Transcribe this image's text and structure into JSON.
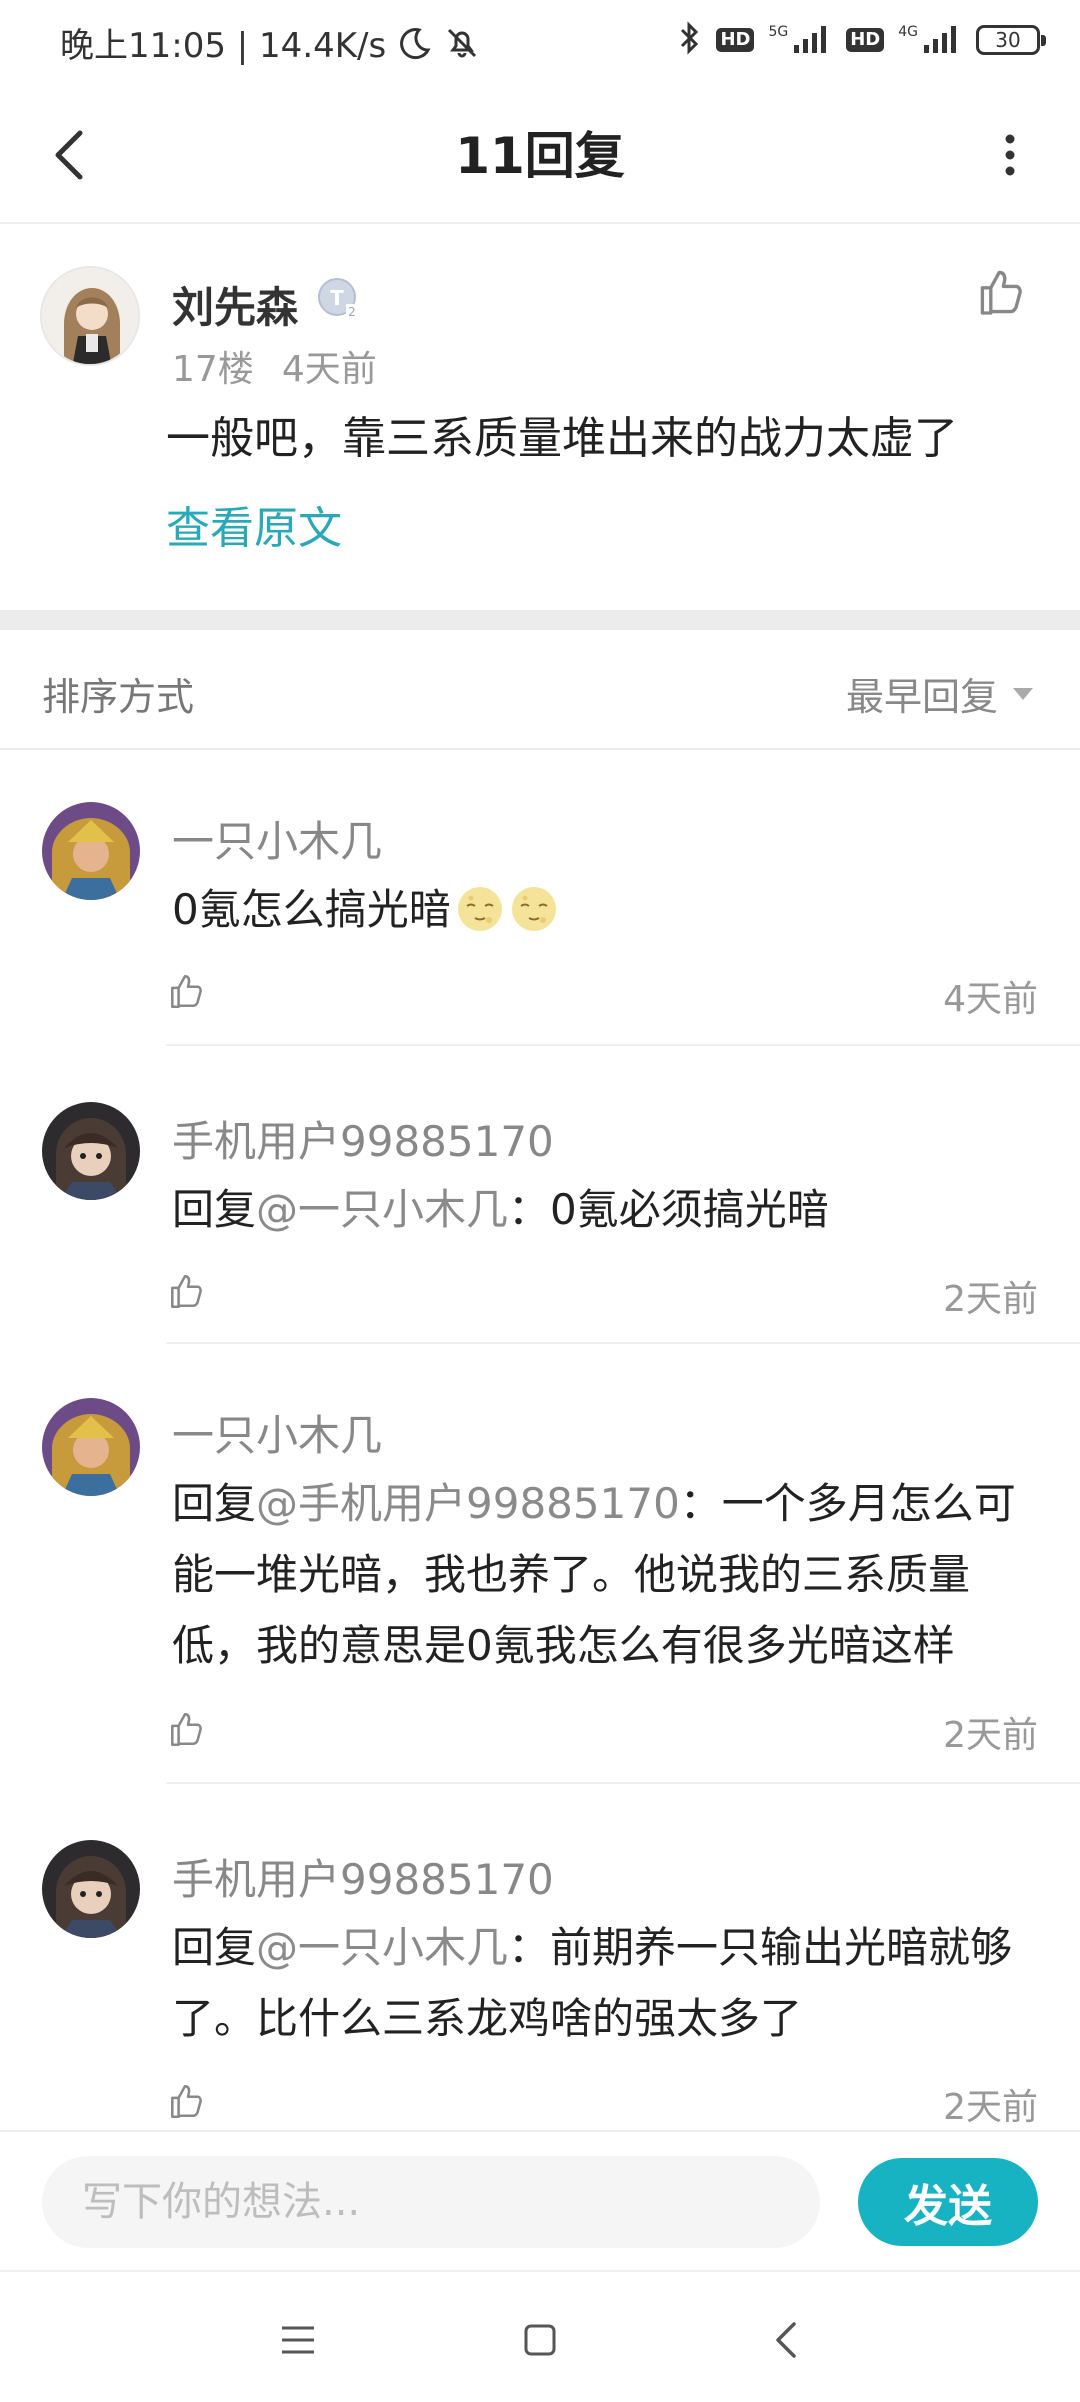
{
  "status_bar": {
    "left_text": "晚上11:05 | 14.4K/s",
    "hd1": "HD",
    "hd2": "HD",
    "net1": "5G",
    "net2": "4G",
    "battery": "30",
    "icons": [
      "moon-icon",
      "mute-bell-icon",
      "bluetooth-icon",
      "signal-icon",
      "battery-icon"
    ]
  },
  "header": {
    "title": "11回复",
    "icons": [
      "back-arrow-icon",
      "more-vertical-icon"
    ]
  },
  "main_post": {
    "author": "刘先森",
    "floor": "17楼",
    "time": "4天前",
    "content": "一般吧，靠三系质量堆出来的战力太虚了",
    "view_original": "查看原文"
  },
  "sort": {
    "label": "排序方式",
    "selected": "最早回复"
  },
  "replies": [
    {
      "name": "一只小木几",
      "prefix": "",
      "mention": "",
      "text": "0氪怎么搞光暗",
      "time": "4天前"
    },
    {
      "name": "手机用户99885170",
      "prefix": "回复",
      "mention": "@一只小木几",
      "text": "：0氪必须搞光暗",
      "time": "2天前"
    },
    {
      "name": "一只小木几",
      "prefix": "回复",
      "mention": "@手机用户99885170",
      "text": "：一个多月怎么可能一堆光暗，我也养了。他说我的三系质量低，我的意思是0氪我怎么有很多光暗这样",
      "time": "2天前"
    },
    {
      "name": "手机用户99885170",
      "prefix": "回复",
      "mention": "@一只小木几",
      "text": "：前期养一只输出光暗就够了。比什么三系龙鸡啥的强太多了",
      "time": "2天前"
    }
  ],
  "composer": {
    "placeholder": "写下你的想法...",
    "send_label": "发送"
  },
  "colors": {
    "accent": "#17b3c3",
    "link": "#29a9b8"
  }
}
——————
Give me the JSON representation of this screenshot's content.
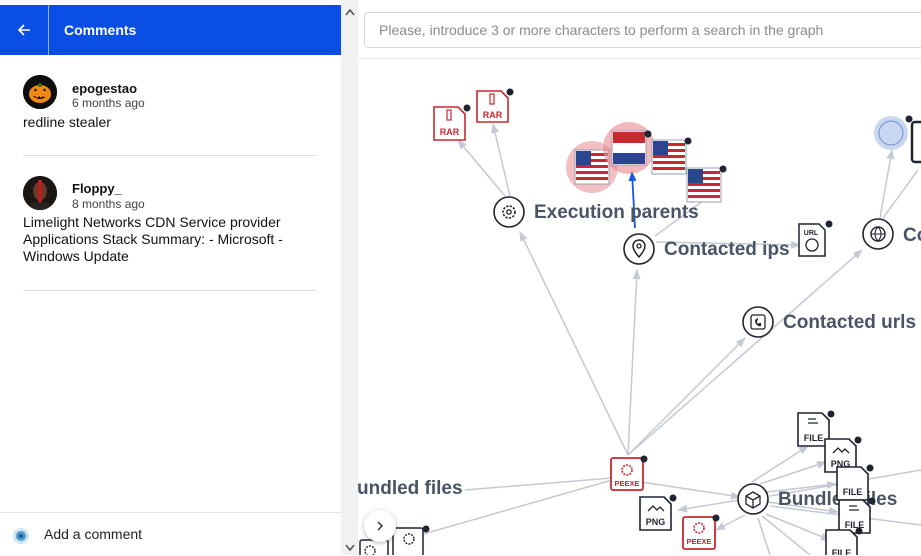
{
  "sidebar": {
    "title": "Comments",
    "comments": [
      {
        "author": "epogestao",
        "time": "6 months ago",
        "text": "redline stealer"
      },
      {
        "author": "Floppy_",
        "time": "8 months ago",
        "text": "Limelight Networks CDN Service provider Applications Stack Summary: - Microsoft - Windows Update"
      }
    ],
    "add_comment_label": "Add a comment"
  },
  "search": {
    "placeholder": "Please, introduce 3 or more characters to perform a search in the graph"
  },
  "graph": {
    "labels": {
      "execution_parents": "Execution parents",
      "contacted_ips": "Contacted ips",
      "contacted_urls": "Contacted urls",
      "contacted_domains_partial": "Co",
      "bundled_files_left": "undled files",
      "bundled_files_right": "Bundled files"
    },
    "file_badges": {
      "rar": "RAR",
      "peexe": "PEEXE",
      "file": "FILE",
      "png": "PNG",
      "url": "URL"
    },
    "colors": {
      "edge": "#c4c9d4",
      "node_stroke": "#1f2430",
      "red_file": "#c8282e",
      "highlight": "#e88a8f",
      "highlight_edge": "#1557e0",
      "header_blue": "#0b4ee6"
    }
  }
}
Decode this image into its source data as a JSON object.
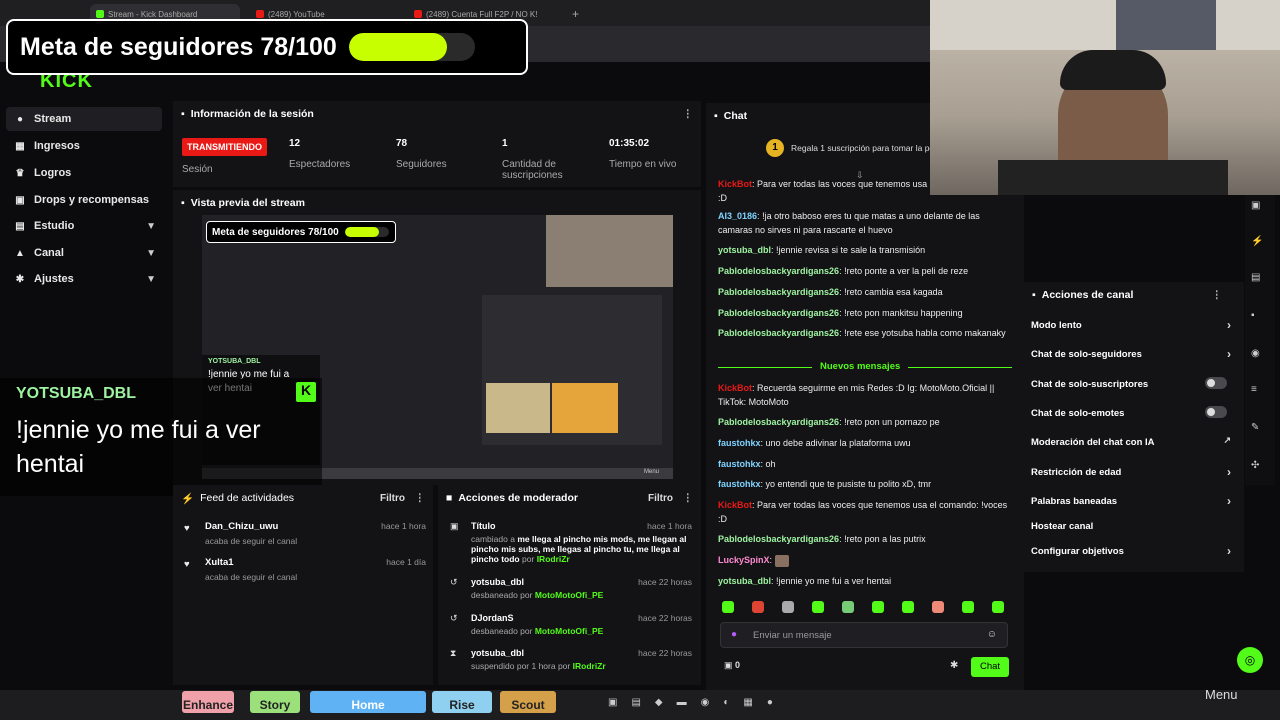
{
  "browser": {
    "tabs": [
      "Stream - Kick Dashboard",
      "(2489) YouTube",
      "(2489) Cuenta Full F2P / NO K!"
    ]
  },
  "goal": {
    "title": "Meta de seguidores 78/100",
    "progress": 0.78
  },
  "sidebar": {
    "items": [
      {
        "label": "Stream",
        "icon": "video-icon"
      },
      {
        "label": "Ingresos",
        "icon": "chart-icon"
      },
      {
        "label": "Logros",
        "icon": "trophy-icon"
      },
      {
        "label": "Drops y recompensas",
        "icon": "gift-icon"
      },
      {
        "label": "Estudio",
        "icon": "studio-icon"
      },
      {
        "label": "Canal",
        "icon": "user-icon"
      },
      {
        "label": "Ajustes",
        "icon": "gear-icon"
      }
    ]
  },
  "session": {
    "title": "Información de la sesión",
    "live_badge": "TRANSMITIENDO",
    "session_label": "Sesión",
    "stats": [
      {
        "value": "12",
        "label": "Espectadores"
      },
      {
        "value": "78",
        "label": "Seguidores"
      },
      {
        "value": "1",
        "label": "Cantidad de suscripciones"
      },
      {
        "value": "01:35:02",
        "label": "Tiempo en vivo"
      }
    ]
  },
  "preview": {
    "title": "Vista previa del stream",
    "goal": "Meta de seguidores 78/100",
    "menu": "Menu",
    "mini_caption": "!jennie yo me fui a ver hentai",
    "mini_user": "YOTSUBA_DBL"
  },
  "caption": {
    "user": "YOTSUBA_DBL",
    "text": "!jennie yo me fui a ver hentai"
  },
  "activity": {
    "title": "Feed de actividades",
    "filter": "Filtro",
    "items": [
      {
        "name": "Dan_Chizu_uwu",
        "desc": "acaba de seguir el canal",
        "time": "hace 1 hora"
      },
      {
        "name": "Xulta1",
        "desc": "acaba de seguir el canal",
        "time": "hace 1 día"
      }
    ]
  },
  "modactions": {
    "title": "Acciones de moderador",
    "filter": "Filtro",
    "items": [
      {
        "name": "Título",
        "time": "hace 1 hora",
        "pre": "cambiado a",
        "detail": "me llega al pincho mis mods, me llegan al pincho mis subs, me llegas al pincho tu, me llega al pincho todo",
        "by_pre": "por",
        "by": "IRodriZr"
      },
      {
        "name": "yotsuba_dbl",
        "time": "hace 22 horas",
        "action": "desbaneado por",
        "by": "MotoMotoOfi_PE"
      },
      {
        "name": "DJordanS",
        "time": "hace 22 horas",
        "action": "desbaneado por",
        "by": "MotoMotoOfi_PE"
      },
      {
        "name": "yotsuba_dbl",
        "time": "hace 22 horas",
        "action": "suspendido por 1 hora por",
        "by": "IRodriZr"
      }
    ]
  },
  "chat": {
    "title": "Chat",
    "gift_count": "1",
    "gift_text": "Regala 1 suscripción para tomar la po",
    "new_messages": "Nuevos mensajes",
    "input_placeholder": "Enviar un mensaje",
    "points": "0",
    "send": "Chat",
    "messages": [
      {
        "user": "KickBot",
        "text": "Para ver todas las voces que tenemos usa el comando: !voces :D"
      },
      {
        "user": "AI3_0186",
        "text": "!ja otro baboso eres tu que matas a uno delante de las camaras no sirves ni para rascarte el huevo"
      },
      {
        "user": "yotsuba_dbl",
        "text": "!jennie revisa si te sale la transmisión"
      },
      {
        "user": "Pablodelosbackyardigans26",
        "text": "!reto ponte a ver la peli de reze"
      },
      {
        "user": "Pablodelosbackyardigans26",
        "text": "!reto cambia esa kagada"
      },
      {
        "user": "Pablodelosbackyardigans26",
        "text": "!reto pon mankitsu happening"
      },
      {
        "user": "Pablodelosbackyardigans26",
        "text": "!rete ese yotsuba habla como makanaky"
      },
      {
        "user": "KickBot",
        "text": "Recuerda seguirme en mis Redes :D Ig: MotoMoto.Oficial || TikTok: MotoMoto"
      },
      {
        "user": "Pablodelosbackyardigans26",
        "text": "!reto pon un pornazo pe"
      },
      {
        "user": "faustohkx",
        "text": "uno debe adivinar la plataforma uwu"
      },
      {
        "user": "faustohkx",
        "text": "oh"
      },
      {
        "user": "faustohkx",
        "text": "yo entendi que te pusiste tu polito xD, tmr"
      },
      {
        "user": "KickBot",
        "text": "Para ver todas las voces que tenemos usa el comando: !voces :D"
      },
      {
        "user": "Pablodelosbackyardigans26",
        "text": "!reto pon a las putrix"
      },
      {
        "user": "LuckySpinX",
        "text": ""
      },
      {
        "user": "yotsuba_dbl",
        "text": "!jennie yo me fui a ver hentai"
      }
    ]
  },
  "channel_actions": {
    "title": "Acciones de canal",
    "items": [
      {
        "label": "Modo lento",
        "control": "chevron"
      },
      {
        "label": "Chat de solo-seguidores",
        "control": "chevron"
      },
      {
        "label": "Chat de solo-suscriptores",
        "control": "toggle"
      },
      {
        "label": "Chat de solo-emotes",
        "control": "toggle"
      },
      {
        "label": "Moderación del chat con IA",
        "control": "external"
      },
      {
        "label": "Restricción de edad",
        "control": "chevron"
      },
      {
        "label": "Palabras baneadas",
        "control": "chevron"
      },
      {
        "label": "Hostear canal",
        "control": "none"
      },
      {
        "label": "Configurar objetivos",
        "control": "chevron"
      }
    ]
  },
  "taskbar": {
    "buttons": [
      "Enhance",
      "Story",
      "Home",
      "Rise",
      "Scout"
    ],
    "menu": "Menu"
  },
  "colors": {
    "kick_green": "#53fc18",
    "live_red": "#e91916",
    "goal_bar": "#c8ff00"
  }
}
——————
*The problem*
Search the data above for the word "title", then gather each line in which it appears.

*Output for this exercise*
    "title": "11回复",
    "title": "Comments",
    "title": "Meta de seguidores 78/100",
    "title": "Información de la sesión",
    "title": "Vista previa del stream",
    "title": "Feed de actividades",
    "title": "Acciones de moderador",
    "title": "Chat",
    "title": "Acciones de canal",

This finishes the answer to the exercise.